Looking through the data below, work out how many lines have the word "JSON". Reply with that number only.

- INPUT FOR THIS TASK:
* * * * * * * * *

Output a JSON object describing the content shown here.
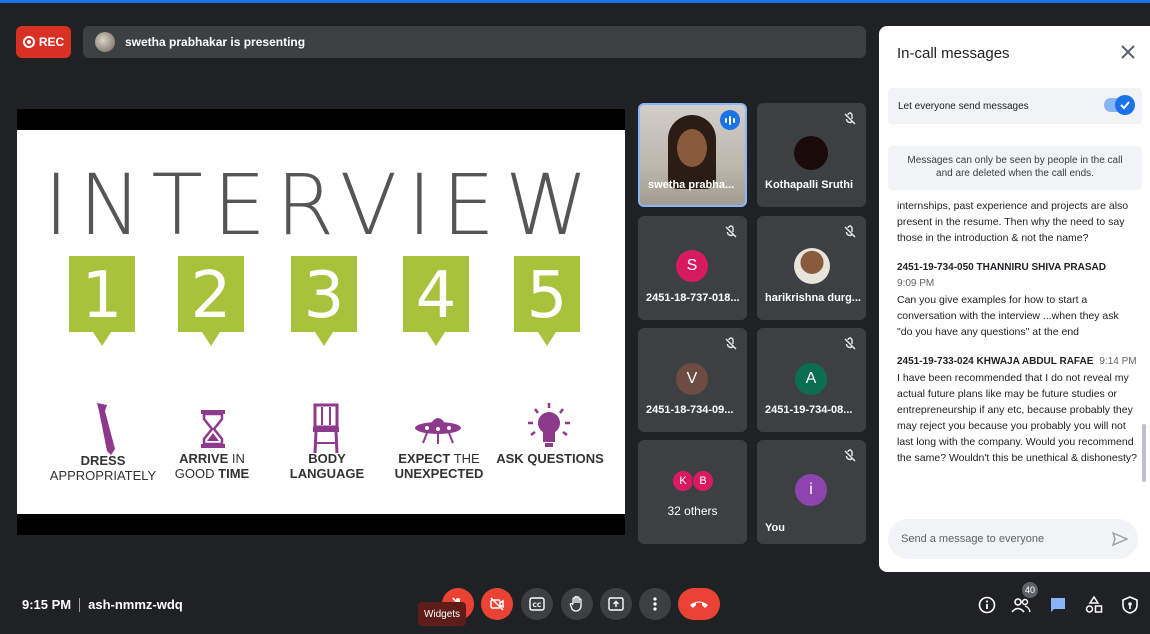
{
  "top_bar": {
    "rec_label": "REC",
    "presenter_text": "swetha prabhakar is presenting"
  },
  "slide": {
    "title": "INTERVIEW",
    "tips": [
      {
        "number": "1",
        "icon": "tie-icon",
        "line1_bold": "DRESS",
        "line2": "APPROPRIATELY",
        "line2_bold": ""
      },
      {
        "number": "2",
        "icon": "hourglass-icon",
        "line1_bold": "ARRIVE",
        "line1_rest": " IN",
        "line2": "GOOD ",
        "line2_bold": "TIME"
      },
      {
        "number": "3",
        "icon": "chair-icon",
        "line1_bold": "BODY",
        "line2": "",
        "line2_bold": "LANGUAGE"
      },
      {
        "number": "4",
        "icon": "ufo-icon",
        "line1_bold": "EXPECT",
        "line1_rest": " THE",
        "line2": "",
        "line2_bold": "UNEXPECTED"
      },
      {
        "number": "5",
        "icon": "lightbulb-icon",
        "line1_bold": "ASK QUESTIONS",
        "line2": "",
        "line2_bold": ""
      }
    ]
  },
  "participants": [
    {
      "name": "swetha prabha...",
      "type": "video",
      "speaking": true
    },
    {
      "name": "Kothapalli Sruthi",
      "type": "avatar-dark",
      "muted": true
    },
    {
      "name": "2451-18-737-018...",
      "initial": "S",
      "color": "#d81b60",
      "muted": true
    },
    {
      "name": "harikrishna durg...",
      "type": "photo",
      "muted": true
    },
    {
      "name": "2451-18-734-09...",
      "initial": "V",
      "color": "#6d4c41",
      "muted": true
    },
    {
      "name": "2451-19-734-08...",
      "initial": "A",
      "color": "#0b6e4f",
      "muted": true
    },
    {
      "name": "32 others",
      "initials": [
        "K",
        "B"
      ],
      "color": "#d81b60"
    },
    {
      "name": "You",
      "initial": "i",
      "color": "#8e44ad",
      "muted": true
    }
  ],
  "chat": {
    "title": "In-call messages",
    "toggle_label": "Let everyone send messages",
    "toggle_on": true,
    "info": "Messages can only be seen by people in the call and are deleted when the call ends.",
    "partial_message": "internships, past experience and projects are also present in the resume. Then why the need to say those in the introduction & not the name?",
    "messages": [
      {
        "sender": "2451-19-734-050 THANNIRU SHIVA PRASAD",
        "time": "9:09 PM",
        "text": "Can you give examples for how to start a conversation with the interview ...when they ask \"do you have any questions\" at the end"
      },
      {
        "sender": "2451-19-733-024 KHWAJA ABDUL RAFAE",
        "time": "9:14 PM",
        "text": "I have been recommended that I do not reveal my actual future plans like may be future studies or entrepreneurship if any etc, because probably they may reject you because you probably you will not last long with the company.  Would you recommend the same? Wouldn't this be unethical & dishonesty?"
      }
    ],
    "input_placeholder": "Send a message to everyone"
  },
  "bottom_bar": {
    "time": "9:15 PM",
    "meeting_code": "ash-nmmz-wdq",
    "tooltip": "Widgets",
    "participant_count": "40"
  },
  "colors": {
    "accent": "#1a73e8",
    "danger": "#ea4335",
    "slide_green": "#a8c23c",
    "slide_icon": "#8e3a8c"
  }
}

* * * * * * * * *

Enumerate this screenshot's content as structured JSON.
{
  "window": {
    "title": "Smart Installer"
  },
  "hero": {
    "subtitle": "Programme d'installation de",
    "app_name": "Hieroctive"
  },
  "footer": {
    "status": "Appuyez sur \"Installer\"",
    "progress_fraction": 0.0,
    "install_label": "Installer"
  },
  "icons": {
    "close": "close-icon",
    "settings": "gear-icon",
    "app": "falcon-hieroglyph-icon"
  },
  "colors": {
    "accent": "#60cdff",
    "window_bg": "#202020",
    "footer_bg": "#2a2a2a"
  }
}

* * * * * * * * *

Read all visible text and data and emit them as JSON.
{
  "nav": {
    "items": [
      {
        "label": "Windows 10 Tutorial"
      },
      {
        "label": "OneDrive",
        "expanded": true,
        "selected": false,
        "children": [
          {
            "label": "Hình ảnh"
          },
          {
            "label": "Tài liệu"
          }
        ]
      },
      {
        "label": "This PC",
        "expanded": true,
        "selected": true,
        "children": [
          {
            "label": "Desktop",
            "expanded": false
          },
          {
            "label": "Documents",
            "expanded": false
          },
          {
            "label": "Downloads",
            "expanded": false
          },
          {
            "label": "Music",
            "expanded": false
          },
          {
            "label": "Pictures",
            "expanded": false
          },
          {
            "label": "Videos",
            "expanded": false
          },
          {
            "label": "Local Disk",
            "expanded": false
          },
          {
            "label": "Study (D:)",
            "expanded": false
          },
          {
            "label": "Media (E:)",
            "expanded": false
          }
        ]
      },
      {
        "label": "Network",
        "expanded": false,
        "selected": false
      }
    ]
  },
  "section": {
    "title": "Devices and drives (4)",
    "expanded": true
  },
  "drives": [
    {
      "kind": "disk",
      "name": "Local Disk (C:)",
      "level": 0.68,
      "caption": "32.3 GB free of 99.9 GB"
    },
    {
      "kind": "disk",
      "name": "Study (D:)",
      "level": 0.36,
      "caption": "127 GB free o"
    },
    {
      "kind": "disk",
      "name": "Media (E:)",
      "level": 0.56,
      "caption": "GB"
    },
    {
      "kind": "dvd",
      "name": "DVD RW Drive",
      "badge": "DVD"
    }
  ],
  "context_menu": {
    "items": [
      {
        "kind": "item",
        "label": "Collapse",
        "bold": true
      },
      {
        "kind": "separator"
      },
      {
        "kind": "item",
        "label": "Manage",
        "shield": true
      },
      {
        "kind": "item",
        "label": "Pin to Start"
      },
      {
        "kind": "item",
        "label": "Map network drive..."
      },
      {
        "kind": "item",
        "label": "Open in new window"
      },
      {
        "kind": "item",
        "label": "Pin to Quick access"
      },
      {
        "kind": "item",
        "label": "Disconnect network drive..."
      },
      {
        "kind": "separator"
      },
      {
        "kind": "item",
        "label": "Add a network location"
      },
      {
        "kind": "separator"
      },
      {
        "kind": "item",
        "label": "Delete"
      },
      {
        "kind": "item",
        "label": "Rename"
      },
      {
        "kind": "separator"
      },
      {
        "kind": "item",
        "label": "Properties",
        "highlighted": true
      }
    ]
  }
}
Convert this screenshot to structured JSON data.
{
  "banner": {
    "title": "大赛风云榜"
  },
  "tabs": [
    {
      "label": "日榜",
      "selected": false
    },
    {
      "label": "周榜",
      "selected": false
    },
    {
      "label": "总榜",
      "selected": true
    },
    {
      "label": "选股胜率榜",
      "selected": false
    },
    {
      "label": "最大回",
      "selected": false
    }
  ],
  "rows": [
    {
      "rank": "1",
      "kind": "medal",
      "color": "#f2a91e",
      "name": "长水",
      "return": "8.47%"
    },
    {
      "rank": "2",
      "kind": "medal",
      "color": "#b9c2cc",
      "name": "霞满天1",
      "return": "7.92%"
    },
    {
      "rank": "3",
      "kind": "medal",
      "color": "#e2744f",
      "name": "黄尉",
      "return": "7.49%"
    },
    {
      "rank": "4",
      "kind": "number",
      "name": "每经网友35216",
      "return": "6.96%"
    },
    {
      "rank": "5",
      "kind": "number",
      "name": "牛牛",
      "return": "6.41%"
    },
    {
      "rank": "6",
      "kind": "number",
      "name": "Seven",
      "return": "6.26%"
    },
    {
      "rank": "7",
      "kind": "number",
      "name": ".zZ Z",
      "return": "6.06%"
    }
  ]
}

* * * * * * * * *

- EXERCISE SOLUTION:
4